Batman: The Killing Joke seemed like a no-brainer when it came to it getting the animated treatment. After all, it's one of the most influential Batman and Joker stories of all time, and one that is still regularly referenced today.
It's also been heavily criticized for its depiction of Barbara Gordon, the one-time Batgirl, who is sexually assaulted and paralyzed by the Joker in the story. It's a disturbing scene in the comics, and one that even creator Alan Moore has issues with years later. An adaptation needed to find a way to faithfully translate the story from book to film, but at the same time, needed to address the elephant in the room and do Barbara Gordon justice as a character.
That didn't happen. The movie adds 40 minutes of new content not found in the graphic novel in an attempt to flesh out Batgirl's character, but it ends up making the entire situation far, far worse by adding a romantic relationship between Barbara and Batman. On top of that, Batgirl battles a sexist, misogynistic crime lord with whom she also flirts, and she spends much of her screen time in the film's opening act complaining about men. Rather than improving Barbara's role in the original story, the film (somehow) actually makes it worse.
At long last, the folks at Screen Junkies have crafted an Honest Trailer for Batman: The Killing Joke, and it perfectly captures all of what just went horribly, horribly wrong in the adaptation. The video compares "fixing" Barbara Gordon's storyline by having her shack up with Batman on a rooftop with "fighting a fire with gasoline." The movie is also described as trying far too hard to be edgy and justify its R-rating, with gratuitous sex and language thrown in.
The video also takes a few shots at DC's cinematic film universe, saying Batman: The Killing Joke comes "from the division of Warner Brothers that's still making good superhero movies," and also insults the movie in the worst way possible by saying it brings DC cinematic-level storytelling to the DC animated universe. You can check out the video for yourself below.

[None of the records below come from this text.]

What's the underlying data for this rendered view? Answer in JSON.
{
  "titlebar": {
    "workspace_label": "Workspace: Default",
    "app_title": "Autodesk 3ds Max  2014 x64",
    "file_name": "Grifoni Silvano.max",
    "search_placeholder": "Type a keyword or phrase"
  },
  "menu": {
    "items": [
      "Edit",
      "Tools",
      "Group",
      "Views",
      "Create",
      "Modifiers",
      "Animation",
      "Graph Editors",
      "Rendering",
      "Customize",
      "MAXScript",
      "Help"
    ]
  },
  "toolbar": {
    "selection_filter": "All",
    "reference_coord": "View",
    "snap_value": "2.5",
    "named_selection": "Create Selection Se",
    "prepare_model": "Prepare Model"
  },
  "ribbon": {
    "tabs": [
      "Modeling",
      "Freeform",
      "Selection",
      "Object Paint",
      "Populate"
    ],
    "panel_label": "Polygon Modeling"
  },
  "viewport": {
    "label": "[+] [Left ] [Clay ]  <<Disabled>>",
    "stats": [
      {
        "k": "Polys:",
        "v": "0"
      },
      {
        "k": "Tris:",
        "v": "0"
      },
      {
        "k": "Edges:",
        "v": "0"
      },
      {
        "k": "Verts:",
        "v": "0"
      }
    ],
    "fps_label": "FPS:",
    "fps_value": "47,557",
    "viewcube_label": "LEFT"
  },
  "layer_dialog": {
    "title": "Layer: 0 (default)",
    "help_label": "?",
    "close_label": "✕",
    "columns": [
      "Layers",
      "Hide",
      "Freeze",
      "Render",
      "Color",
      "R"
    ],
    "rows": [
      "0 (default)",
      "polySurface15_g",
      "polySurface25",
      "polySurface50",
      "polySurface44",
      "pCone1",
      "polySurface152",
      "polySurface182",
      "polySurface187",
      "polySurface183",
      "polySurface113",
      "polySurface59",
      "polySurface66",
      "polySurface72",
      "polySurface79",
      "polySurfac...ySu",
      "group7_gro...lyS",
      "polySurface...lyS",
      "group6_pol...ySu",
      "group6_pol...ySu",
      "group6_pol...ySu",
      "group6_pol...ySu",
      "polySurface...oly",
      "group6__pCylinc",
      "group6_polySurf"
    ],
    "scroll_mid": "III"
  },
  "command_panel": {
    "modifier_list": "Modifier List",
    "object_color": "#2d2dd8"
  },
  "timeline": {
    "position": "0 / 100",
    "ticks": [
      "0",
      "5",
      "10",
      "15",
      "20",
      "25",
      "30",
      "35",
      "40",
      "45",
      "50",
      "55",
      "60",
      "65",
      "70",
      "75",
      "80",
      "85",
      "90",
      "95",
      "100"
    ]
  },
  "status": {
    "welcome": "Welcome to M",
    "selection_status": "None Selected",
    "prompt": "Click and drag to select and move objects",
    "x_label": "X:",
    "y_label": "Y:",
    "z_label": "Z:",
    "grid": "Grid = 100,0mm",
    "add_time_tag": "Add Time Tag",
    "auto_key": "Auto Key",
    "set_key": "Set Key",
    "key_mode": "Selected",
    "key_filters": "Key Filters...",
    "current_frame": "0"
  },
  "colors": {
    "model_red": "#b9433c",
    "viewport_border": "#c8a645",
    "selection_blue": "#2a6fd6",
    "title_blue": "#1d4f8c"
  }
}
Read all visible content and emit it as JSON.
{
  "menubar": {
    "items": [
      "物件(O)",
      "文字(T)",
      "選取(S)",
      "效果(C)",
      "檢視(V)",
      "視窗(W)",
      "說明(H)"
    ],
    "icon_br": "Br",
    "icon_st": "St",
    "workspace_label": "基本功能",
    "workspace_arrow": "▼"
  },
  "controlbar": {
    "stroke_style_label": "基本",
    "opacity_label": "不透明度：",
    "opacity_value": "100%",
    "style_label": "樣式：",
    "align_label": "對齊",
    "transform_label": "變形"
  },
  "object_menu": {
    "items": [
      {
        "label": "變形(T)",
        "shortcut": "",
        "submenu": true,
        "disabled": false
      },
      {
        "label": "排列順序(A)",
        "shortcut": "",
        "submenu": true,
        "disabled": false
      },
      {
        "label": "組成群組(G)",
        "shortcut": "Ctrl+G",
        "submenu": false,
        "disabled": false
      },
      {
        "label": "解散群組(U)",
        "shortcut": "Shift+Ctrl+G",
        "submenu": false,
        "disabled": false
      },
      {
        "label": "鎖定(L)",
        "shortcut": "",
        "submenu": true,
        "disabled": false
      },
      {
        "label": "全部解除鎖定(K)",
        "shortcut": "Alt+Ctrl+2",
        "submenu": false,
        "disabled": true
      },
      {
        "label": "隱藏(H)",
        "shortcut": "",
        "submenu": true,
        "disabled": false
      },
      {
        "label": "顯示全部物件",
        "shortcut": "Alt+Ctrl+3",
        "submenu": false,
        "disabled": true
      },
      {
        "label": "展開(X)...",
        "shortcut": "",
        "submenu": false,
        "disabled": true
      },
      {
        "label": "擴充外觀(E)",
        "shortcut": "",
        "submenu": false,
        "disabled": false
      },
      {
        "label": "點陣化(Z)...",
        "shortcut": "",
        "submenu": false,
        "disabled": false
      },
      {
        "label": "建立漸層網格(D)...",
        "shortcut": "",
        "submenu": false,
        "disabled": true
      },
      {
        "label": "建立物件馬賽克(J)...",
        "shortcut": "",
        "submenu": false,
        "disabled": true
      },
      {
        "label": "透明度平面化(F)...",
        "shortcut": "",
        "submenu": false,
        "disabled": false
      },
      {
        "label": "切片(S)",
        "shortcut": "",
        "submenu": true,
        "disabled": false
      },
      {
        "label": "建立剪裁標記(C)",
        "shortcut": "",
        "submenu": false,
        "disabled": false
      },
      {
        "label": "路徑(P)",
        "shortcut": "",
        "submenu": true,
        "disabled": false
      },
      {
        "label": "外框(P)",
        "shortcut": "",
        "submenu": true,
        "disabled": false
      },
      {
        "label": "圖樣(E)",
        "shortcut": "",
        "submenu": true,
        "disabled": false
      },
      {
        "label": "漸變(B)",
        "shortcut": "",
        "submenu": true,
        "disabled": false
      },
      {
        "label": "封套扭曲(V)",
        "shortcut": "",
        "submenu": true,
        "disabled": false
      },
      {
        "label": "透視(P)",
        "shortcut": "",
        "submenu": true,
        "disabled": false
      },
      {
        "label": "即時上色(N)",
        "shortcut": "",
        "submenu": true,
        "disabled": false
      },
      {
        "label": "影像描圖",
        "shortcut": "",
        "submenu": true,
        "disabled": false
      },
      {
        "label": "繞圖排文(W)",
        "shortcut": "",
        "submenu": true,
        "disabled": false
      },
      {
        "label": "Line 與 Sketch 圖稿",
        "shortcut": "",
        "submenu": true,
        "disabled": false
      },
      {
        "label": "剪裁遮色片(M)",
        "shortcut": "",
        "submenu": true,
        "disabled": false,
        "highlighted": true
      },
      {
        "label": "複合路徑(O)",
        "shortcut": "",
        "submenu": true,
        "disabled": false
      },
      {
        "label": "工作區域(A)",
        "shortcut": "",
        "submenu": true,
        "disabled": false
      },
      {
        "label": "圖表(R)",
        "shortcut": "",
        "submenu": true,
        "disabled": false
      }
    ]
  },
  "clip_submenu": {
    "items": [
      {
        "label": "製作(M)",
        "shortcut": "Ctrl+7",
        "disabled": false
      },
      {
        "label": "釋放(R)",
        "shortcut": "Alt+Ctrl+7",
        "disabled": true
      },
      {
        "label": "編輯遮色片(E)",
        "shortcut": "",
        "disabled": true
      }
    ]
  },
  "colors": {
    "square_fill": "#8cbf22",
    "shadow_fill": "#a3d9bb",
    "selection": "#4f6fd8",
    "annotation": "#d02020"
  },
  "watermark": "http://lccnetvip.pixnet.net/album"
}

Fans might not ever know how, as Screen Junkies describes it, the "wannabe edgy misfire" Batman: The Killing Joke turned out as it did. However, at least laughing about it helps make the disappointment sting a bit less.